__Work required__. A word-for-word copy of the records that follow is needed, with every picture omitted.

__Data for analysis__.

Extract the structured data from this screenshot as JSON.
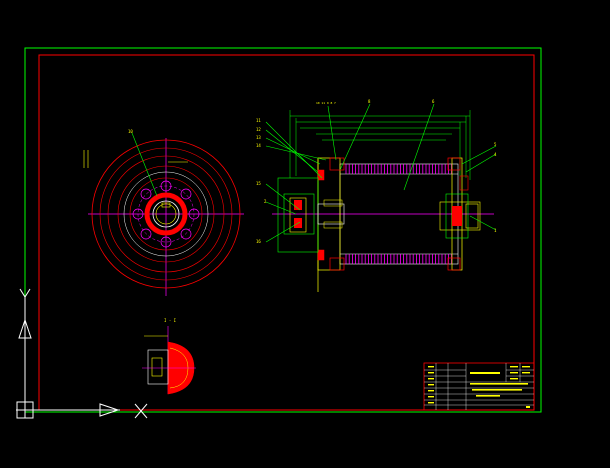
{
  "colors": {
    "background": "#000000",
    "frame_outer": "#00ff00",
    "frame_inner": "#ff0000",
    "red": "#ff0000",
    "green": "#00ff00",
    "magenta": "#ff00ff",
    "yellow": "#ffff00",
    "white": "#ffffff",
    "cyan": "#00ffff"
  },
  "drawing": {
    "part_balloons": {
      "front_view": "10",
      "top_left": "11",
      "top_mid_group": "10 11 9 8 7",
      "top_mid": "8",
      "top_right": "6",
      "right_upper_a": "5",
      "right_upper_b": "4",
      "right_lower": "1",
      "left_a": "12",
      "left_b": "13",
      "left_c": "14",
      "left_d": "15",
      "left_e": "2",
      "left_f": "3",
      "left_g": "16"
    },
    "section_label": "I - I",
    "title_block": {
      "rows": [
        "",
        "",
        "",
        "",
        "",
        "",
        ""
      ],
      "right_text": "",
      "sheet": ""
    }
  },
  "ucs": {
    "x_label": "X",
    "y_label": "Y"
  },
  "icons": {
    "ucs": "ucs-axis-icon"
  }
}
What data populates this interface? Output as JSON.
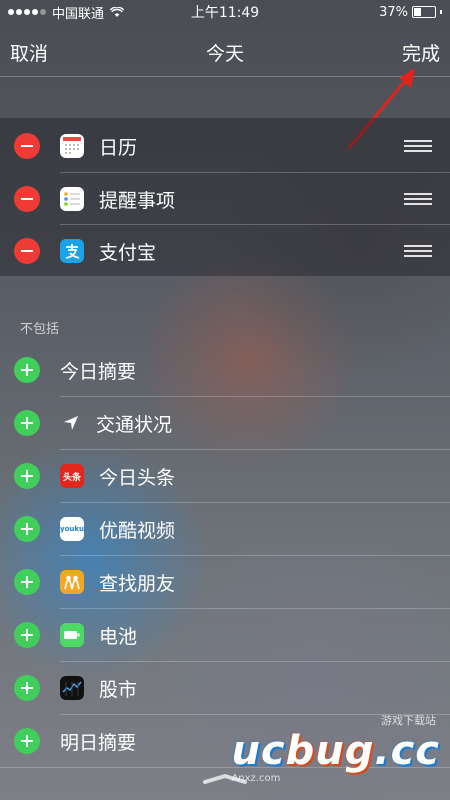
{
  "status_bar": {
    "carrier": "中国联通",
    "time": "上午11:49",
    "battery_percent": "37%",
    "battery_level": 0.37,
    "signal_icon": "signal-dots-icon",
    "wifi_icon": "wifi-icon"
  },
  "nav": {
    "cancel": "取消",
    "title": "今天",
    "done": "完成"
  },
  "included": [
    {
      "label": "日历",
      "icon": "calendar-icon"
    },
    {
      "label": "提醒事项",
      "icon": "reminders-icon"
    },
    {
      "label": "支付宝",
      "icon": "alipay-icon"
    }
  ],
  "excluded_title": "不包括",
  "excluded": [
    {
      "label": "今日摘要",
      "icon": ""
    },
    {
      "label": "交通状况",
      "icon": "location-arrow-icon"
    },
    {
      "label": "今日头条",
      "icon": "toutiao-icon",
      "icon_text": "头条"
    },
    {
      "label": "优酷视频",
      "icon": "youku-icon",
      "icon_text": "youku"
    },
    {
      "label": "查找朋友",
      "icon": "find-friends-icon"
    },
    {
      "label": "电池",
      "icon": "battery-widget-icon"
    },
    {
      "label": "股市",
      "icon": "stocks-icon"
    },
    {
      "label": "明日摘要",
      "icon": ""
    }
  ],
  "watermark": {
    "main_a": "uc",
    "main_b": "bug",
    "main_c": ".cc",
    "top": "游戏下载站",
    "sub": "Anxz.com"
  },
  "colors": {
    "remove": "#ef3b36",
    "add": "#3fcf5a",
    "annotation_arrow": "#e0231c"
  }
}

__Written response__.
Extract the structured data from this screenshot as JSON.
{
  "colors": {
    "background": "#000000",
    "frame_outer": "#00ff00",
    "frame_inner": "#ff0000",
    "red": "#ff0000",
    "green": "#00ff00",
    "magenta": "#ff00ff",
    "yellow": "#ffff00",
    "white": "#ffffff",
    "cyan": "#00ffff"
  },
  "drawing": {
    "part_balloons": {
      "front_view": "10",
      "top_left": "11",
      "top_mid_group": "10 11 9 8 7",
      "top_mid": "8",
      "top_right": "6",
      "right_upper_a": "5",
      "right_upper_b": "4",
      "right_lower": "1",
      "left_a": "12",
      "left_b": "13",
      "left_c": "14",
      "left_d": "15",
      "left_e": "2",
      "left_f": "3",
      "left_g": "16"
    },
    "section_label": "I - I",
    "title_block": {
      "rows": [
        "",
        "",
        "",
        "",
        "",
        "",
        ""
      ],
      "right_text": "",
      "sheet": ""
    }
  },
  "ucs": {
    "x_label": "X",
    "y_label": "Y"
  },
  "icons": {
    "ucs": "ucs-axis-icon"
  }
}
What data populates this interface? Output as JSON.
{
  "status_bar": {
    "carrier": "中国联通",
    "time": "上午11:49",
    "battery_percent": "37%",
    "battery_level": 0.37,
    "signal_icon": "signal-dots-icon",
    "wifi_icon": "wifi-icon"
  },
  "nav": {
    "cancel": "取消",
    "title": "今天",
    "done": "完成"
  },
  "included": [
    {
      "label": "日历",
      "icon": "calendar-icon"
    },
    {
      "label": "提醒事项",
      "icon": "reminders-icon"
    },
    {
      "label": "支付宝",
      "icon": "alipay-icon"
    }
  ],
  "excluded_title": "不包括",
  "excluded": [
    {
      "label": "今日摘要",
      "icon": ""
    },
    {
      "label": "交通状况",
      "icon": "location-arrow-icon"
    },
    {
      "label": "今日头条",
      "icon": "toutiao-icon",
      "icon_text": "头条"
    },
    {
      "label": "优酷视频",
      "icon": "youku-icon",
      "icon_text": "youku"
    },
    {
      "label": "查找朋友",
      "icon": "find-friends-icon"
    },
    {
      "label": "电池",
      "icon": "battery-widget-icon"
    },
    {
      "label": "股市",
      "icon": "stocks-icon"
    },
    {
      "label": "明日摘要",
      "icon": ""
    }
  ],
  "watermark": {
    "main_a": "uc",
    "main_b": "bug",
    "main_c": ".cc",
    "top": "游戏下载站",
    "sub": "Anxz.com"
  },
  "colors": {
    "remove": "#ef3b36",
    "add": "#3fcf5a",
    "annotation_arrow": "#e0231c"
  }
}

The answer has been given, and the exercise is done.